→ What is needed:
For each line in the data below that has the word "this", copy that line.

::: Data provided

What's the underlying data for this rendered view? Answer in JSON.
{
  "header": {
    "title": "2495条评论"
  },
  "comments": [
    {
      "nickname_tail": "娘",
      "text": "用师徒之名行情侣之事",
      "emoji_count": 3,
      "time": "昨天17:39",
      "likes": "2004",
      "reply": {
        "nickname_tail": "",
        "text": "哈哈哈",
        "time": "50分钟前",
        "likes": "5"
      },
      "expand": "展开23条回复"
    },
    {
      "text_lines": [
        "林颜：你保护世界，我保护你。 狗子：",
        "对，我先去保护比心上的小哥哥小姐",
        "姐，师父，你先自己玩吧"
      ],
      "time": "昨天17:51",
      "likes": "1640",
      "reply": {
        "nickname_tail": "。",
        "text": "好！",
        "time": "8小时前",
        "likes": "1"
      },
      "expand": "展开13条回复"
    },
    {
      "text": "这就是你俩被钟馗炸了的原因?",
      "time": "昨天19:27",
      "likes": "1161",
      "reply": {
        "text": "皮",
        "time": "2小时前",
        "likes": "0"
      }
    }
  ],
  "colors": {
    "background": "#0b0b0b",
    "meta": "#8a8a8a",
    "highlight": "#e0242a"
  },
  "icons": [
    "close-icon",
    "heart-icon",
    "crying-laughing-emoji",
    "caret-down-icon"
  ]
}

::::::
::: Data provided

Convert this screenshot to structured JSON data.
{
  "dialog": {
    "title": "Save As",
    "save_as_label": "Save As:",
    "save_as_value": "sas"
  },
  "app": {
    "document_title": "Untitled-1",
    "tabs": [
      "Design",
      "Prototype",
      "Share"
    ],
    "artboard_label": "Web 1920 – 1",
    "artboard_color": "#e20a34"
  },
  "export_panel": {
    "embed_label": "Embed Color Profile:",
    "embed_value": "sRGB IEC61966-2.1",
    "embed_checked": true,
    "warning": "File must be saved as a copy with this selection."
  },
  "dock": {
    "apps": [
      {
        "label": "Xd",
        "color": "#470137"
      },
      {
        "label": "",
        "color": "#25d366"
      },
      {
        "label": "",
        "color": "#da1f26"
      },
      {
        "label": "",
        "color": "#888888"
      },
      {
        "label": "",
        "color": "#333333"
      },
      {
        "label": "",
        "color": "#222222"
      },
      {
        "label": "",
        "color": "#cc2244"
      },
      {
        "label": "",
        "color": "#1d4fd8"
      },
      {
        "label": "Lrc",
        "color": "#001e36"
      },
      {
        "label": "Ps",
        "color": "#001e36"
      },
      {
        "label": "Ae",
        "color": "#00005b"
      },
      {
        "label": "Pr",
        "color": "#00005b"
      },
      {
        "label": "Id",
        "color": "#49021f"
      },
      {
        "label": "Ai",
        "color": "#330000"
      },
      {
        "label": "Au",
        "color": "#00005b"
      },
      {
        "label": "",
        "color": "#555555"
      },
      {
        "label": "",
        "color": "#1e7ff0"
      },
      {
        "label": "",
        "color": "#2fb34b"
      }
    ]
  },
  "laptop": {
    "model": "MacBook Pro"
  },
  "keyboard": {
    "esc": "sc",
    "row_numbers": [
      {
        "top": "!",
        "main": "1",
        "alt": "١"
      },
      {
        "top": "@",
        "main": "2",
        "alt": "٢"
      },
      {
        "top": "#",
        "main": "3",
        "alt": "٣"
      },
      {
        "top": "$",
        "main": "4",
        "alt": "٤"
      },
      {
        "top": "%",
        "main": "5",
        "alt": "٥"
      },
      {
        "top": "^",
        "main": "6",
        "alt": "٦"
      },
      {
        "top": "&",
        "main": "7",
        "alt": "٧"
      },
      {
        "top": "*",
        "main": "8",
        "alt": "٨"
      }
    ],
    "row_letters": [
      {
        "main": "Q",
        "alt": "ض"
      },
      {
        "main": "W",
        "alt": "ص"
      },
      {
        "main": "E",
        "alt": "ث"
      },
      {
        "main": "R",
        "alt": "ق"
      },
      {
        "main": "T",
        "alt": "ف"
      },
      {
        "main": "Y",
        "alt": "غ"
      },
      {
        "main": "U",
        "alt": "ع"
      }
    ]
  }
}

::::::

→ Response to the task:
What's the underlying data for this rendered view? Answer in JSON.
Convert this screenshot to structured JSON data.
    "warning": "File must be saved as a copy with this selection."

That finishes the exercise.